Friday Flashback #22

From “Fuel For The Mind”, edition 1, La Cite des Enfants Perdus—Buf Compagnie 1995
(aka The City of Lost Children)

I remember watching this back in the old days when I worked at Softimage/Microsoft.
Many thanks to Miquel Campos for giving me this CD.

What’s this flea made of anyway? It’s not an electronic model, not a digitized photo, it’s a cute little chimera concocted in C. G. I., modelled, dreaded, and animated by his creators at the Buf Compagnie, using a mythological method of mathematics that took hundreds of hours on the computer.

The surface texture was obtain-ed by using several layers of lovely materials such as beach pebbles, green beans, snake skin, pig skin, leather, etc. The animators studied hours and hours of documentary films to find out how fleas act out there in nature. Now they know everything about how fleas hop, skip, jump, land, sting and drink, and do scores of dirty itchy tricks that have earned them a worldwide reputation.
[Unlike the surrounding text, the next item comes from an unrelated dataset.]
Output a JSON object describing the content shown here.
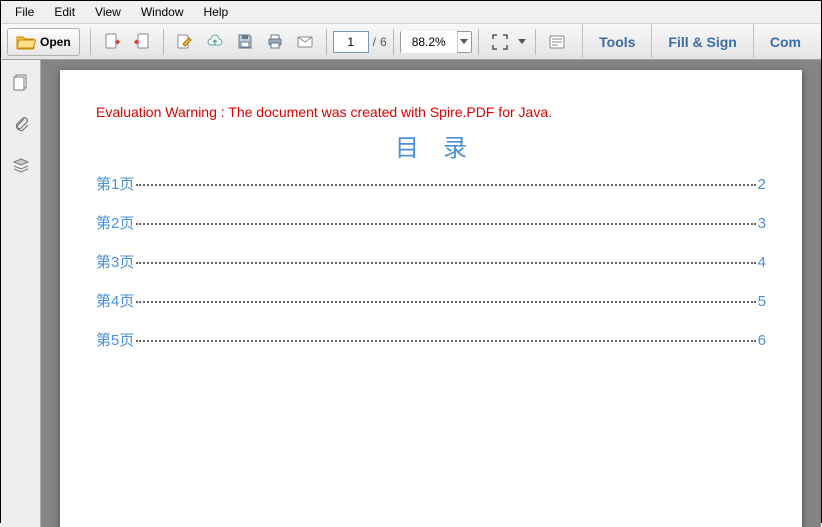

Given the variety of shots where the flea would star, the animators modelled a series of fleas with varying degrees of definition. The most sharply defined had no less than 800.000 polygons.

Prix Ars Electronica 1996

City of Lost Children trailer

3d World: In depth: Autodesk Project Skyline

Autodesk looks to build the future of game development with Project Skyline, first shown at GDC 2011

Without a vision, the people perish. It’s a situation that can even affect digital media creation software companies like Autodesk; or perhaps that should be, especially affect companies like Autodesk.

As a giant of the industry, the company has been acquiring major rivals such as Alias and Softimage over the last few years, resulting in a more tempered product management approach to the major 3D applications.

But the big fish of the pond is running out of water to swim in. Where does Autodesk’s vision lie?

via Autodesk Project Skyline | Game development.